-- Aim of the exercise --
The answer must consist of each line below that contains the string "this".

-- Source information --
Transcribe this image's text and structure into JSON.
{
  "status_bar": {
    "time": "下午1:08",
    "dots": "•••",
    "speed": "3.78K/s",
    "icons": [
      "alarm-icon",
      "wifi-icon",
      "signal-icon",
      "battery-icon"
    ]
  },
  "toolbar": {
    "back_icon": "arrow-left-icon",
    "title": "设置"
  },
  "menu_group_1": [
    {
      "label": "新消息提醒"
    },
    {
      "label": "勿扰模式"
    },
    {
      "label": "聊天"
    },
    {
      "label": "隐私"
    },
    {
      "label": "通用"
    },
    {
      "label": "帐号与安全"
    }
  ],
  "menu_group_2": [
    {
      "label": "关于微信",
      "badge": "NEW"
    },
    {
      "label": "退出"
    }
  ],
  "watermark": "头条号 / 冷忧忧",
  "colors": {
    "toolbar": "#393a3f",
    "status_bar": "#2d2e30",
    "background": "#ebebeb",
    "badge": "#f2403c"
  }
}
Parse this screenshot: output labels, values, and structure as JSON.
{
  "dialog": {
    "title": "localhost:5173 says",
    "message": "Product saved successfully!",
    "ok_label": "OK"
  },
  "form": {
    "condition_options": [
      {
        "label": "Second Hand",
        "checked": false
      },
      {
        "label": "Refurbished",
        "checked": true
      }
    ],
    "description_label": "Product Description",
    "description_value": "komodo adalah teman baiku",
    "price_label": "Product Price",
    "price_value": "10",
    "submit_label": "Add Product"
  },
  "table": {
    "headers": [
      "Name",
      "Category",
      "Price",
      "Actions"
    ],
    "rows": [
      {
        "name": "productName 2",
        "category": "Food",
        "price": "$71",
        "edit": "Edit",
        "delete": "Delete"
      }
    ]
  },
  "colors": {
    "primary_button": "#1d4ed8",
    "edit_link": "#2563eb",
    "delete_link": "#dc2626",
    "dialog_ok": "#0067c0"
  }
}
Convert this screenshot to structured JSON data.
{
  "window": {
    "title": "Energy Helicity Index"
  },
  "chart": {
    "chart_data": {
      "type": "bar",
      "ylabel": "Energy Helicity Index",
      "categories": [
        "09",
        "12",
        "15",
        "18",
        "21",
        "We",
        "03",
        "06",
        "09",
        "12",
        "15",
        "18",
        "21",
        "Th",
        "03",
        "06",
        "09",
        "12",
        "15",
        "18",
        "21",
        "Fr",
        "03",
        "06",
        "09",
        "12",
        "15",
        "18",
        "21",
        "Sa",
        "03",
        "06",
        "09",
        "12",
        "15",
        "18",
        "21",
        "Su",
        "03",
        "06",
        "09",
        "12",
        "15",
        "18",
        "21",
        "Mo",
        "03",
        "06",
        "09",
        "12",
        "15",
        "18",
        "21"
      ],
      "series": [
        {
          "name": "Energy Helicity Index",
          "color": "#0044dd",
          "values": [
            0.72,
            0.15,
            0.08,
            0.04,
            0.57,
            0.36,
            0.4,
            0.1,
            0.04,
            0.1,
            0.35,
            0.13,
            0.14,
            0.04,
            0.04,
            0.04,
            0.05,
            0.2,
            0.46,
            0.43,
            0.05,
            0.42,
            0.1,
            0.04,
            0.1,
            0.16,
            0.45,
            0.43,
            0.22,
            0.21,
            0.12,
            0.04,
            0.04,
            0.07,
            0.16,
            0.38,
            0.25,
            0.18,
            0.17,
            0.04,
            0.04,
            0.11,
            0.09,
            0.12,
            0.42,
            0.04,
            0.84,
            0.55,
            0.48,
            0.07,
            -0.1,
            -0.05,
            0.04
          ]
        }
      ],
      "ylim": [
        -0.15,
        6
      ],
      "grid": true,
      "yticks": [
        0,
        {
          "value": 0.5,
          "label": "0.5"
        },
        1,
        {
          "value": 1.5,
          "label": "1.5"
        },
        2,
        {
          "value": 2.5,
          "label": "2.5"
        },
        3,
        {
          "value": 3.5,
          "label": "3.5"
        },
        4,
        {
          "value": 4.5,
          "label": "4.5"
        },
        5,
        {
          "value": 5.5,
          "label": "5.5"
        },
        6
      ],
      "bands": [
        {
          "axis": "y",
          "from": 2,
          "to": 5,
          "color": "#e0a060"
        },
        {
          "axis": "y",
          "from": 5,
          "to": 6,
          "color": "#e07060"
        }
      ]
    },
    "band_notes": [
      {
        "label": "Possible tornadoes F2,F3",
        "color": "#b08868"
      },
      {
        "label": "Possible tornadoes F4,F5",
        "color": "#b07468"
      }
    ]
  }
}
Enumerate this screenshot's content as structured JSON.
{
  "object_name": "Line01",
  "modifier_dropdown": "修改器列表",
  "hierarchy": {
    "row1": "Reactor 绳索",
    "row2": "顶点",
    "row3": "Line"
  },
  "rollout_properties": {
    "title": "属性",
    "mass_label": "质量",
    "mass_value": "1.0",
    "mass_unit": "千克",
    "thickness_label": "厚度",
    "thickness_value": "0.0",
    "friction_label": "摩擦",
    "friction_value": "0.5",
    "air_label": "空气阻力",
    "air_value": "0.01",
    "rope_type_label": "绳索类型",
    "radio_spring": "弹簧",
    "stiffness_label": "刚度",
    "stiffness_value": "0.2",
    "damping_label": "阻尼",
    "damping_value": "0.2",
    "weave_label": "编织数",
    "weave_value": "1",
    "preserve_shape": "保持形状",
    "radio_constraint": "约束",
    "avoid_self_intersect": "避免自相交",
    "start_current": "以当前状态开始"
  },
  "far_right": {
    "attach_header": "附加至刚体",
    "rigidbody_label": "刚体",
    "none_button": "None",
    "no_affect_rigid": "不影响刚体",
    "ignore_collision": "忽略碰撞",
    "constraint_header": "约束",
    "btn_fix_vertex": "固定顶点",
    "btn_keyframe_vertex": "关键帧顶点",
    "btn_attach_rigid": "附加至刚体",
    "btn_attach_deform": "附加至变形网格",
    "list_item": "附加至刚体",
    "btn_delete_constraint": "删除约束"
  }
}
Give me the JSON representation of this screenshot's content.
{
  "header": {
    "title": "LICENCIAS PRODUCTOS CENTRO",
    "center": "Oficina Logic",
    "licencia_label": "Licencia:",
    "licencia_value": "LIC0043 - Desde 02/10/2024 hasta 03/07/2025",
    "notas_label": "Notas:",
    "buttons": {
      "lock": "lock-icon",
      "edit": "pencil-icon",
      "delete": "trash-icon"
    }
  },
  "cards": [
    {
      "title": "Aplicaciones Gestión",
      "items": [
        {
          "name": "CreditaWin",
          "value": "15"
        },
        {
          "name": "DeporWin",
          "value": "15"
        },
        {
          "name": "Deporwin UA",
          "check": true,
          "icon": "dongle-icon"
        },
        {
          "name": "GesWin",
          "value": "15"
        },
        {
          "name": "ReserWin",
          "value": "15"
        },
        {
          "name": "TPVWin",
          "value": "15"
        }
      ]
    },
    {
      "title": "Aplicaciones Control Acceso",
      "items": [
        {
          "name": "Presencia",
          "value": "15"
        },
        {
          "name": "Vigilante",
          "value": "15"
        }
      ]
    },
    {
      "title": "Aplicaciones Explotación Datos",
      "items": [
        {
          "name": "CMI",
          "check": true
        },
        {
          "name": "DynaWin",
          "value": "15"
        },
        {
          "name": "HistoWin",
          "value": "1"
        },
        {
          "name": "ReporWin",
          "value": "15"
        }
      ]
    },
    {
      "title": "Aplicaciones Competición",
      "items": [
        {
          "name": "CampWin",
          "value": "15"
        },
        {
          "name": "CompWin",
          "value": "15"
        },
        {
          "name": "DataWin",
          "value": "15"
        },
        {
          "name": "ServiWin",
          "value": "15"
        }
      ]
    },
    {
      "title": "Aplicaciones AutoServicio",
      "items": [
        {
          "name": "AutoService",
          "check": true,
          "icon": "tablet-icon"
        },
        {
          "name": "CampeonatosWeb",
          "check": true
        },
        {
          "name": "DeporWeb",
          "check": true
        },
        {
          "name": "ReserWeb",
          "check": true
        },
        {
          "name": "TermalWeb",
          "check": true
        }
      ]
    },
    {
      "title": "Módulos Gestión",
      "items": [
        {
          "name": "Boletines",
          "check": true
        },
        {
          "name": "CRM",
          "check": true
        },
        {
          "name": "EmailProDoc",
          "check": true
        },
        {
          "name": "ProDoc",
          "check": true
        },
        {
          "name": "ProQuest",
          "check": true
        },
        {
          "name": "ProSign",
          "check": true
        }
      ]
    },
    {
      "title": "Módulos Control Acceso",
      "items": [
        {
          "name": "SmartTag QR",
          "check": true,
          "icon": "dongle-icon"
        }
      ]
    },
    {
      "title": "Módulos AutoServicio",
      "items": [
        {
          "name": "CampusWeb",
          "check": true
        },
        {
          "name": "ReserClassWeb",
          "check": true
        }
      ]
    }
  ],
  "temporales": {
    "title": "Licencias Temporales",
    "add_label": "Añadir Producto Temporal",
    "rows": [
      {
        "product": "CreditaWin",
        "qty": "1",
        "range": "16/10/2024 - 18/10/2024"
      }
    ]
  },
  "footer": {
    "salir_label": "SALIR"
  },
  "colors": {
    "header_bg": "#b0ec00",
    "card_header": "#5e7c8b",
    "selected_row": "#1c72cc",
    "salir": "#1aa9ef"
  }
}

-- Reply to the exercise --
Transcribe this image's text and structure into JSON.
Parse this screenshot: output labels, values, and structure as JSON.
Convert this screenshot to structured JSON data.
Enumerate this screenshot's content as structured JSON.
Give me the JSON representation of this screenshot's content.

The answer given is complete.